Work order: State how many lines in the entries below include the string "title", and give nothing beyond that number.

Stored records
::::
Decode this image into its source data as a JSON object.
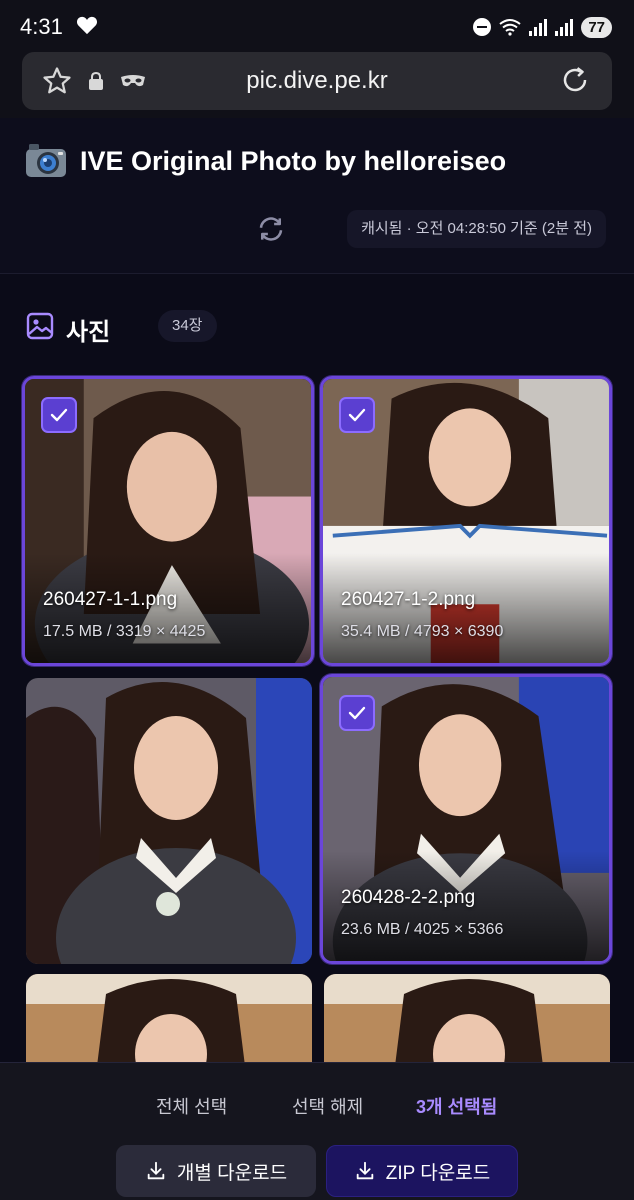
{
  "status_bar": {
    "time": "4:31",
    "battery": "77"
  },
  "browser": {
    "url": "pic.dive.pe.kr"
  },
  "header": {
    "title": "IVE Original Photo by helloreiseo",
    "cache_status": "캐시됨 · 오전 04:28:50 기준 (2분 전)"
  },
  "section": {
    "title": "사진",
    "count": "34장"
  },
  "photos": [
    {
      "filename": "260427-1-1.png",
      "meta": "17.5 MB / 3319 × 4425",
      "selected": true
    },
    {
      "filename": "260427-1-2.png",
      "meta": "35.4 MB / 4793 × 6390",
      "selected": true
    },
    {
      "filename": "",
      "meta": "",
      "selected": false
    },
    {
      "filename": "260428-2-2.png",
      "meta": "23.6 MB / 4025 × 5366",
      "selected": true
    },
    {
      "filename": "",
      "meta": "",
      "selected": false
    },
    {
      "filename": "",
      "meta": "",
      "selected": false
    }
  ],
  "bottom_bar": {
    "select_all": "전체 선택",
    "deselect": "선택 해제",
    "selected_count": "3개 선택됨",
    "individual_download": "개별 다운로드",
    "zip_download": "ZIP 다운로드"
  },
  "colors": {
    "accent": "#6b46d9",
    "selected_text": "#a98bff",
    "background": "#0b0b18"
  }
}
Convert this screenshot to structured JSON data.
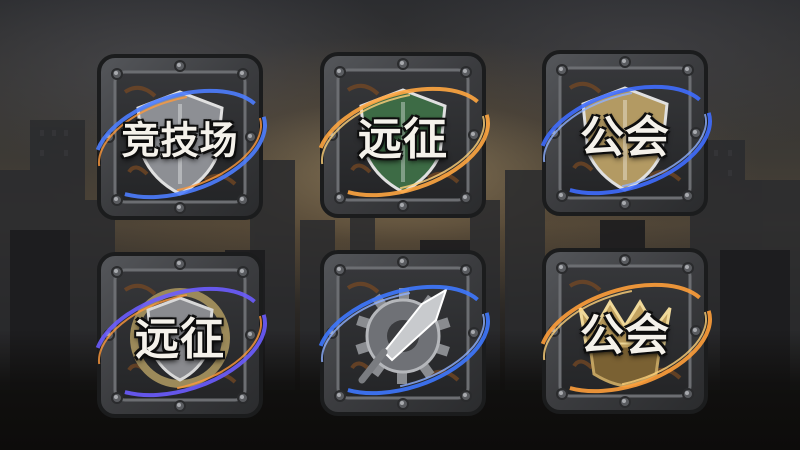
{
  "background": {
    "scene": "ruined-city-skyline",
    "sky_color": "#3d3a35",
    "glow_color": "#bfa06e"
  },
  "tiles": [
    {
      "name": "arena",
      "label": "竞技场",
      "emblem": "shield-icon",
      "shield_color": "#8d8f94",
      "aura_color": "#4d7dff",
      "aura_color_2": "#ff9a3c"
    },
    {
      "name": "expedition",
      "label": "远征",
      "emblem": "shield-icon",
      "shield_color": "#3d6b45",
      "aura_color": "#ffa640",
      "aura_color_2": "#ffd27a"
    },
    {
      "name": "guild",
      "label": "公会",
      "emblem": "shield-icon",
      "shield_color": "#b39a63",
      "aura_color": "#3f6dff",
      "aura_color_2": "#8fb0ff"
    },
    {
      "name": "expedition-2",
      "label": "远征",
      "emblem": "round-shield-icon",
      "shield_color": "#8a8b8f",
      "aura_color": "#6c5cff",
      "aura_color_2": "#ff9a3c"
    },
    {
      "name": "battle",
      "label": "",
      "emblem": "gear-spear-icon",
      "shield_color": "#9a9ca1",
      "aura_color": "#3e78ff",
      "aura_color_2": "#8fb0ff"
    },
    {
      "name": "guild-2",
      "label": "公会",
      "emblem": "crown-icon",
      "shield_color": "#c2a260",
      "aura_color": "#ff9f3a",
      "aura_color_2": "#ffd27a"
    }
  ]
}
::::
Task answer: 2